Magaly Llaguno, who suffers from cancer, has dedicated her life to promoting respect for human life.
In 1972 Llaguno, a Cuban refugee in the United States since 1959, founded the International Pro-Life Committee. At present, she is director of Human Life International for Latin America.
"I am in the final stages of a type of cancer called multiple myeloma, which is very painful, and is now refractory," that is, not responding to chemotherapy, Llaguno said in a testimony sent to ZENIT.
"Judging from my feelings, and that of those around me, I can tell you that depression is a common situation in these circumstances," she states.
"However, what a patient needs is not someone who will ´help´ him to commit suicide, which, by the way, leads the person ´helping,´ to commit murder," she adds. "I sincerely think that anyone who is offered this ´quick, cheap and easy solution´ is going to begin to feel like a heavy burden on his loved ones and on society."
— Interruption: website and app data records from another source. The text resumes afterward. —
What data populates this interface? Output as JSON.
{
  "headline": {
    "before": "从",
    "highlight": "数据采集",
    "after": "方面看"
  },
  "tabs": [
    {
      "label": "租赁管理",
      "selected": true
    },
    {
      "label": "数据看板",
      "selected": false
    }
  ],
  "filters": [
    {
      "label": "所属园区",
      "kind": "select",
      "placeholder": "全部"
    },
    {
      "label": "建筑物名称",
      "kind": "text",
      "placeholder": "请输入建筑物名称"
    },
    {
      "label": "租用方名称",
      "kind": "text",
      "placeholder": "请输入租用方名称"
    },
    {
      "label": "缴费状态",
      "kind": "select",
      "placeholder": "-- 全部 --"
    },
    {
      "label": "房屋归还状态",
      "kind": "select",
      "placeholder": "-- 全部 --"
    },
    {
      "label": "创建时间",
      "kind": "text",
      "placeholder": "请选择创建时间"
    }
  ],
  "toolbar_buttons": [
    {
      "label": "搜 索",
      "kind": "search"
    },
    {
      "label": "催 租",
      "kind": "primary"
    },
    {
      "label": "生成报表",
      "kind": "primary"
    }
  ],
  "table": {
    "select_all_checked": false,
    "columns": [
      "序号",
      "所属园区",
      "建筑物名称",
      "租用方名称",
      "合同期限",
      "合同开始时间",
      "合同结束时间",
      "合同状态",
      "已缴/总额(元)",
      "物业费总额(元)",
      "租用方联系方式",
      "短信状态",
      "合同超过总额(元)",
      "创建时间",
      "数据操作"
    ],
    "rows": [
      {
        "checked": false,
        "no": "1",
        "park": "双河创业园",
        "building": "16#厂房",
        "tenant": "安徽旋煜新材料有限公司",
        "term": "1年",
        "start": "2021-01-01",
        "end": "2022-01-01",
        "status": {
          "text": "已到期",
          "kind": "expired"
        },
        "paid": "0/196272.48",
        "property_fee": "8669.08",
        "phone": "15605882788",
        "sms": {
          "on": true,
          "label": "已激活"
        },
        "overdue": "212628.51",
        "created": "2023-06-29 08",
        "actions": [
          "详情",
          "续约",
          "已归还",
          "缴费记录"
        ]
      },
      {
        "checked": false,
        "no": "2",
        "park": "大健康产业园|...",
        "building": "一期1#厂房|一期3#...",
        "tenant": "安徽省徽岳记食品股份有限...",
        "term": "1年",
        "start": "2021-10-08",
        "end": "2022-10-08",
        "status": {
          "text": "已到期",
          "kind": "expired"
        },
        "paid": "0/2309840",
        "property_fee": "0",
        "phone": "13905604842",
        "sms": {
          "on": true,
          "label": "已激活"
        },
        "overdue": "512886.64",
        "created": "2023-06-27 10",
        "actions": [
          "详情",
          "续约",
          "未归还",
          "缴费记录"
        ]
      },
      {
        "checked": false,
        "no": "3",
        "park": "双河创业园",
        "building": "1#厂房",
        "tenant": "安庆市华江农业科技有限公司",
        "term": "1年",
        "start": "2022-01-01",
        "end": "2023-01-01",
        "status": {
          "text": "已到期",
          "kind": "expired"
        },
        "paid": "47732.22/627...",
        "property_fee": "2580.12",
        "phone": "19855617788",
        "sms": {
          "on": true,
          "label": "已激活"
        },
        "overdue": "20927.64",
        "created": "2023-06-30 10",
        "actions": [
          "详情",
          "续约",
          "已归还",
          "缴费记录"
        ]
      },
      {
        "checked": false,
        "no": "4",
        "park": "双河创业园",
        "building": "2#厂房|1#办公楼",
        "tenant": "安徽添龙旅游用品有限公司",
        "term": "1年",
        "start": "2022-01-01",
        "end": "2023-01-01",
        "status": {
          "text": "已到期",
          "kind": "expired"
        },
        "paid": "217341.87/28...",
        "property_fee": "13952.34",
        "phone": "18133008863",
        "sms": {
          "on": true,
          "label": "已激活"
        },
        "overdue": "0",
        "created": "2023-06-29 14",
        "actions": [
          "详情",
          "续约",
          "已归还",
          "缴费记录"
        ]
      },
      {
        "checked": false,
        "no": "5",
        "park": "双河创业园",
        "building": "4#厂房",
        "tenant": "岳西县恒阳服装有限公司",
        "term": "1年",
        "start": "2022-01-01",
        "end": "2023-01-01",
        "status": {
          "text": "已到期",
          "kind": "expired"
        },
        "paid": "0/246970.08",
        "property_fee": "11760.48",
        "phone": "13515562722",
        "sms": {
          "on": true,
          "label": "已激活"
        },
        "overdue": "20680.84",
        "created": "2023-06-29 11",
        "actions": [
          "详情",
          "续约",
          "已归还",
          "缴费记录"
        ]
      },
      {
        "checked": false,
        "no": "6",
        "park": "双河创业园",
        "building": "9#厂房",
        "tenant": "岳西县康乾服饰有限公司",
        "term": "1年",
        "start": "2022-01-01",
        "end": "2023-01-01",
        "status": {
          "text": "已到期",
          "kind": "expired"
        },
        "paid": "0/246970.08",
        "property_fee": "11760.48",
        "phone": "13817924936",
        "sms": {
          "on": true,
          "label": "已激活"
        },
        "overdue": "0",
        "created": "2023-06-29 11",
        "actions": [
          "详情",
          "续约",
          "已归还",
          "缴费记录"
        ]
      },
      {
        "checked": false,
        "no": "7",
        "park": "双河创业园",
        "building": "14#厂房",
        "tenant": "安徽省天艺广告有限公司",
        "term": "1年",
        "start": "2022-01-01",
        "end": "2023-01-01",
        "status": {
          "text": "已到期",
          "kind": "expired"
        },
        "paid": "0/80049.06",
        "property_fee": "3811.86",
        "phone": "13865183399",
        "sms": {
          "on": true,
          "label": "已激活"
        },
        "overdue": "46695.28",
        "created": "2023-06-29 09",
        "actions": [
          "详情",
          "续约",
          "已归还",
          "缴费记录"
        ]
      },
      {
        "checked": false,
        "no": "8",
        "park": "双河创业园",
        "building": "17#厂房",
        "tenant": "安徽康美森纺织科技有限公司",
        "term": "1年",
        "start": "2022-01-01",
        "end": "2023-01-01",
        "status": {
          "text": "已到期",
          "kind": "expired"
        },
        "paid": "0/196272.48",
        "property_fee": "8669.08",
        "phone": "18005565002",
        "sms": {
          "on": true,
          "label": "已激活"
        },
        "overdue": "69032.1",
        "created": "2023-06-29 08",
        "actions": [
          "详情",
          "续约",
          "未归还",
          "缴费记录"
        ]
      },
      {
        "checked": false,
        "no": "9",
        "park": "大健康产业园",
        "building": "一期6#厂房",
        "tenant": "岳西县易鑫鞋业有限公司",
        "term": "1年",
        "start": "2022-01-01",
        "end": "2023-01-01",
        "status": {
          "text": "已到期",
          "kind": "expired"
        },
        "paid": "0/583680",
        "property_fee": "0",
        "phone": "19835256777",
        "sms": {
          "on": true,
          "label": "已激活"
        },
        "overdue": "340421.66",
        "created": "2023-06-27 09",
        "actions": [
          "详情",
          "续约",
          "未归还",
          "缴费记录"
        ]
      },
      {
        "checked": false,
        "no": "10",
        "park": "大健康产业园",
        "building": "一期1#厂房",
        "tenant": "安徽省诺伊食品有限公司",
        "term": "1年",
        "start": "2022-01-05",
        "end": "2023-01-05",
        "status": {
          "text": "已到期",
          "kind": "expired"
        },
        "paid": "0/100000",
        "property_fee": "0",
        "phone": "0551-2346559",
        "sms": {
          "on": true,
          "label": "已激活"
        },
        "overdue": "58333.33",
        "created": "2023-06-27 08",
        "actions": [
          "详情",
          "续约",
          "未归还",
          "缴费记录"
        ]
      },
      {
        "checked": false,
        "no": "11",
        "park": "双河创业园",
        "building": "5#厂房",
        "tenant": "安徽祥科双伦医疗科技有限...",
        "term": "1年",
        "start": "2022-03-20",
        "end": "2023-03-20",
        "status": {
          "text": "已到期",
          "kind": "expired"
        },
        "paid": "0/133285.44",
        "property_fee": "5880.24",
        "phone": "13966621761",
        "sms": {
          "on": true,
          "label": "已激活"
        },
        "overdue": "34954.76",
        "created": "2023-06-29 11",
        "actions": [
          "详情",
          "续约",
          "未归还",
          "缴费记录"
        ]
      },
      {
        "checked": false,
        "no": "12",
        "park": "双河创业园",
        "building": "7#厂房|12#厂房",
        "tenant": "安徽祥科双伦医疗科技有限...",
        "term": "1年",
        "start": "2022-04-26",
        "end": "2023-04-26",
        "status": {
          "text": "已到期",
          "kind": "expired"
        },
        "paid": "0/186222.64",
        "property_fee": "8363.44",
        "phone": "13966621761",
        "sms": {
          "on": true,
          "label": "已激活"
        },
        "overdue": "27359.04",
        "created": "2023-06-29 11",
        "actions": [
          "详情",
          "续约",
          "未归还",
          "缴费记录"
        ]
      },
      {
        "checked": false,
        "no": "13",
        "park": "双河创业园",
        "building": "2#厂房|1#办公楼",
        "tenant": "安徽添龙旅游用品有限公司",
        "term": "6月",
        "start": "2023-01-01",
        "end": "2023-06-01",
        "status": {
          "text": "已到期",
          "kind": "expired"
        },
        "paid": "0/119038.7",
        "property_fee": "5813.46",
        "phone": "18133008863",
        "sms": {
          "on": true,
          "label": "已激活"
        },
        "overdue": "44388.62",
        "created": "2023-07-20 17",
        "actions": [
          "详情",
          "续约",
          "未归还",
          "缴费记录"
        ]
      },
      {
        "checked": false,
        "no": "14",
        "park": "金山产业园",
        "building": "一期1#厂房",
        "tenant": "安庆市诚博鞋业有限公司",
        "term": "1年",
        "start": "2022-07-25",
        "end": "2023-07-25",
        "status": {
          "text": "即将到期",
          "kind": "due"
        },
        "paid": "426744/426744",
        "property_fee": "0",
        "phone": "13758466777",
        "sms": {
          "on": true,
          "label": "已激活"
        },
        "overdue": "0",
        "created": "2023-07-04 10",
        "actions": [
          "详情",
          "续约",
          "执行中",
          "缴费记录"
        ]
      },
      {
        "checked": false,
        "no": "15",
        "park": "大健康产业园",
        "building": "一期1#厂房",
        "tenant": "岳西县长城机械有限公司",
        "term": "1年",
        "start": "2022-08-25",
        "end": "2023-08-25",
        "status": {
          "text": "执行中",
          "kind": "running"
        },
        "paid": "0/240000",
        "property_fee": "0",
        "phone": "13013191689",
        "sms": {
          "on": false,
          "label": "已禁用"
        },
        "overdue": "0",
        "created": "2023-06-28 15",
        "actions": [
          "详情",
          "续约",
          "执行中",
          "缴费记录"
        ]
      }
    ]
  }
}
According to Llaguno, a terminally ill patient "can even feel pushed or obliged to choose suicide."
"Since what we need is a positive attitude so that our immune system will work properly, and so that our body in general will be healed or at least improve in health, a negative, pro-death attitude in those around us only makes things more difficult," she says.
Llaguno says terminal patients need "real" and not "apparent compassion," such as the one "offered to us by those promoting assisted suicide and euthanasia."
She concludes: "We need a friendly ear, a kind word every now and then but, above all, we need compassionate love from those around us."